* _Exercise details_
Go through the data below and return each line where the string "username" appears.

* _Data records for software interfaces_
********

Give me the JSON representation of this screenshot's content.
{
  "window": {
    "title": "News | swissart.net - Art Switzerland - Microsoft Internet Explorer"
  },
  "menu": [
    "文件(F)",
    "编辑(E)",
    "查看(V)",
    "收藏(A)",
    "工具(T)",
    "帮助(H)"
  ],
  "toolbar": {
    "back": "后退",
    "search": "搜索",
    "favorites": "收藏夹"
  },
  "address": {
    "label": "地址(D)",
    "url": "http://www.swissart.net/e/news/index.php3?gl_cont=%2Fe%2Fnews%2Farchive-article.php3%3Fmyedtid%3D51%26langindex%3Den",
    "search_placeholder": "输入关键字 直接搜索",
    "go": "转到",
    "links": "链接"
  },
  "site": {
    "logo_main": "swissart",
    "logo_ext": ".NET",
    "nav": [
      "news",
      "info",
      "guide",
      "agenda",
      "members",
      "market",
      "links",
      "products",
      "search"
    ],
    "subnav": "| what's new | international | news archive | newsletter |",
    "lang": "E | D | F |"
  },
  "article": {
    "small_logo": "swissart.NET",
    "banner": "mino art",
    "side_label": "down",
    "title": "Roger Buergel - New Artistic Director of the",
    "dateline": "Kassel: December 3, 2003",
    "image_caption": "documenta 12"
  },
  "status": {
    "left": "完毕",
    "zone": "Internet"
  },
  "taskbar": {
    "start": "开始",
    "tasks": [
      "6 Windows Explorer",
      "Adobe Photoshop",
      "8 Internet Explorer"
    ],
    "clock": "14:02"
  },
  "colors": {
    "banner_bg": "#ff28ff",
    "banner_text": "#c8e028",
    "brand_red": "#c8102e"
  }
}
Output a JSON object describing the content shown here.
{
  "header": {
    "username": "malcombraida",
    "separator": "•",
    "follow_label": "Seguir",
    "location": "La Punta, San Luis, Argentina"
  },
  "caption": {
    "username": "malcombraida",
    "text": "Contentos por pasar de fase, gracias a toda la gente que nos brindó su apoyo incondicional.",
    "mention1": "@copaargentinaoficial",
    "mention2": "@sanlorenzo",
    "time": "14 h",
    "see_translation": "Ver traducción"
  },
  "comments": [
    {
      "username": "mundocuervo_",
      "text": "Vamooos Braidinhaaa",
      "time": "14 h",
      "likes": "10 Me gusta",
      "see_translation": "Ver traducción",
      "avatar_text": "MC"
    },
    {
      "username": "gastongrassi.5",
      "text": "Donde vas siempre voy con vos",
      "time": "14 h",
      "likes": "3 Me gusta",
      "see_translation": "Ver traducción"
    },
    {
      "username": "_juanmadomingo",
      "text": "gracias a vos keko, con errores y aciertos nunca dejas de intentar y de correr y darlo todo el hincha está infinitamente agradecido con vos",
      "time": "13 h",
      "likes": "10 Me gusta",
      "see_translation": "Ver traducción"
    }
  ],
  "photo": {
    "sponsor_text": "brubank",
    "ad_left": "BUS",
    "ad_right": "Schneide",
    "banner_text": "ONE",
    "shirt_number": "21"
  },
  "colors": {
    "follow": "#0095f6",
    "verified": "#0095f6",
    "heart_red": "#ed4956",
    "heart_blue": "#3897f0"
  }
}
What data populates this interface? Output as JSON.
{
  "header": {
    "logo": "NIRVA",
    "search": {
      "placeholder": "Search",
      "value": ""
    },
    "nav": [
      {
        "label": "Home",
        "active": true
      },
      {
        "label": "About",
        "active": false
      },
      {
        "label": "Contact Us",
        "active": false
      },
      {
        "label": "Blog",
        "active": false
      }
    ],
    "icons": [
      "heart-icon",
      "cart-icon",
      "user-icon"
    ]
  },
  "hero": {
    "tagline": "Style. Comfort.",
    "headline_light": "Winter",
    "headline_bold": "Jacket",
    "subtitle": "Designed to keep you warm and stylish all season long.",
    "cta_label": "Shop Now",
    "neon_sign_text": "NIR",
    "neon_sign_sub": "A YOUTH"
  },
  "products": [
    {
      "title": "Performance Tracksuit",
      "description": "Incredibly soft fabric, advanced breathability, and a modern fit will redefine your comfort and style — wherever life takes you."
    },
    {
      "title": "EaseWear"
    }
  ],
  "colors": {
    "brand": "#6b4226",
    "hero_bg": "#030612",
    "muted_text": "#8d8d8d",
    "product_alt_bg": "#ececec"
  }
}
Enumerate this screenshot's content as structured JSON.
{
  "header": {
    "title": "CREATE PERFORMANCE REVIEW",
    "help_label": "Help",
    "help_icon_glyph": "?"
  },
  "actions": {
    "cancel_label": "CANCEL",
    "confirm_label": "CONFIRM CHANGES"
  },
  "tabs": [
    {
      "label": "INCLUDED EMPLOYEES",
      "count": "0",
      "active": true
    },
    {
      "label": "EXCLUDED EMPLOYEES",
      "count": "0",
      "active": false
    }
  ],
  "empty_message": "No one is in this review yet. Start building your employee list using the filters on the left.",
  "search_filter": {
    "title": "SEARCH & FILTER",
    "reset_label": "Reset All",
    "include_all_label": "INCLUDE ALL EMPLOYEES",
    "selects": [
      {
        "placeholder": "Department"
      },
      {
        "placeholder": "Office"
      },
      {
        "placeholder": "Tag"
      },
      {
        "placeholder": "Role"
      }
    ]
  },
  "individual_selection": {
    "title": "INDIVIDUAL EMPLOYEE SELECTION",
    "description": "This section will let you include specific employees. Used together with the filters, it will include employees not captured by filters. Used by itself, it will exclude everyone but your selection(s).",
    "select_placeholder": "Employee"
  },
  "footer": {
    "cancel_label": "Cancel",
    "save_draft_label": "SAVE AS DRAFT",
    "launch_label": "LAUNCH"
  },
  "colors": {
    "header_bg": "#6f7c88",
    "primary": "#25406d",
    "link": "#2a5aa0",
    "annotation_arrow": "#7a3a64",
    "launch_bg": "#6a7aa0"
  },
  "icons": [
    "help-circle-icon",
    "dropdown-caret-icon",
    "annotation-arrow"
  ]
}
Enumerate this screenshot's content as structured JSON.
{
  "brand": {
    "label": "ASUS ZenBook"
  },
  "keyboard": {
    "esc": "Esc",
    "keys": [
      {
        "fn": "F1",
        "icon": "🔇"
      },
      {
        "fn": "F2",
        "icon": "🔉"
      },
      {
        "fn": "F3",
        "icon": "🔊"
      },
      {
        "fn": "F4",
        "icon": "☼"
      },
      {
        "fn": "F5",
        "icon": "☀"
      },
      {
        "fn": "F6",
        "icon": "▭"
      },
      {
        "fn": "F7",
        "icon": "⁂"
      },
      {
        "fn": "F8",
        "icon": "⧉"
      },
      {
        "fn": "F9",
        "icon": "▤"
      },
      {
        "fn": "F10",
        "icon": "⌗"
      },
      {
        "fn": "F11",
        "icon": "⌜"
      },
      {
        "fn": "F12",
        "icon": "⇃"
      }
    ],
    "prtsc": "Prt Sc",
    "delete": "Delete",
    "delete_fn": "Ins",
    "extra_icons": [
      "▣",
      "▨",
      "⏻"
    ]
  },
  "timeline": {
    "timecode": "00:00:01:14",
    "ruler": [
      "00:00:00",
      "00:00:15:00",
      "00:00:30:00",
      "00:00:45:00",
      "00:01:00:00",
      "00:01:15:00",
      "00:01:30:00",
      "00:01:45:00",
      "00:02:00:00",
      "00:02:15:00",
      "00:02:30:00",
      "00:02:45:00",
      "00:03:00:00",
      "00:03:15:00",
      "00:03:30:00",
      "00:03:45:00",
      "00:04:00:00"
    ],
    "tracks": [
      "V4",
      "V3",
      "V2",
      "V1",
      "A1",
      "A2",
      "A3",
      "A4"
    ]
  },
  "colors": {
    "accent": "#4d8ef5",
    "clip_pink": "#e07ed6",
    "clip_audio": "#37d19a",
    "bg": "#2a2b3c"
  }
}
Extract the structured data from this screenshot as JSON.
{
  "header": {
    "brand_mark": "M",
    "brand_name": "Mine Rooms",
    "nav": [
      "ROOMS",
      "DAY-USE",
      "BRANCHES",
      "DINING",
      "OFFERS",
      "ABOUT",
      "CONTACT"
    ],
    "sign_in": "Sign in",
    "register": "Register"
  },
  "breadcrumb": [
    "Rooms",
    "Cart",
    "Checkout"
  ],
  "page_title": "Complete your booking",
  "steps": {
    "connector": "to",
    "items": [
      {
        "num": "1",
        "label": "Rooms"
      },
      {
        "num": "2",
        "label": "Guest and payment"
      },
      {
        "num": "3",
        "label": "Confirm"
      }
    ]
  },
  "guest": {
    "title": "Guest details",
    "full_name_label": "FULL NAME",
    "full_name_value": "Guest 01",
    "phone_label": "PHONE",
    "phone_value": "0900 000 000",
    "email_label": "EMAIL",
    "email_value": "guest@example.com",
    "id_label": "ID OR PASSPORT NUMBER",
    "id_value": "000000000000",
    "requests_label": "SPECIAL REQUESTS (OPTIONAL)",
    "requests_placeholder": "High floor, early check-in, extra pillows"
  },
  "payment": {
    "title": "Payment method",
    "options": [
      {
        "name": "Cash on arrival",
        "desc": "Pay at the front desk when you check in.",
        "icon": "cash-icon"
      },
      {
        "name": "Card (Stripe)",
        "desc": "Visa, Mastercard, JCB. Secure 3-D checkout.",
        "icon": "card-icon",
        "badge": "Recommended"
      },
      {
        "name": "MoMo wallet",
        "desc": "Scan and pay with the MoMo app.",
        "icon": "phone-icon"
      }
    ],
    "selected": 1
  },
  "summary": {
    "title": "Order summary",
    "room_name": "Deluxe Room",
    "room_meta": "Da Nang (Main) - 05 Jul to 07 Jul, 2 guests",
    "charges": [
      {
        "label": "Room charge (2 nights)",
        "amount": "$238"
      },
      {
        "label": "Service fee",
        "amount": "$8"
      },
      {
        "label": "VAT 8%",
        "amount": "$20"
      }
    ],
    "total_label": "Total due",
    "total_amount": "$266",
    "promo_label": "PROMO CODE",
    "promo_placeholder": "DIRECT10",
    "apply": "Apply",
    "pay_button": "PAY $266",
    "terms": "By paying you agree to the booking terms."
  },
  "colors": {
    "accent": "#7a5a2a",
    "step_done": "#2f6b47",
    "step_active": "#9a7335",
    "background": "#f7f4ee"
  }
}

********

* _Reply to the exercise_
    "username": "malcombraida",
    "username": "malcombraida",
      "username": "mundocuervo_",
      "username": "gastongrassi.5",
      "username": "_juanmadomingo",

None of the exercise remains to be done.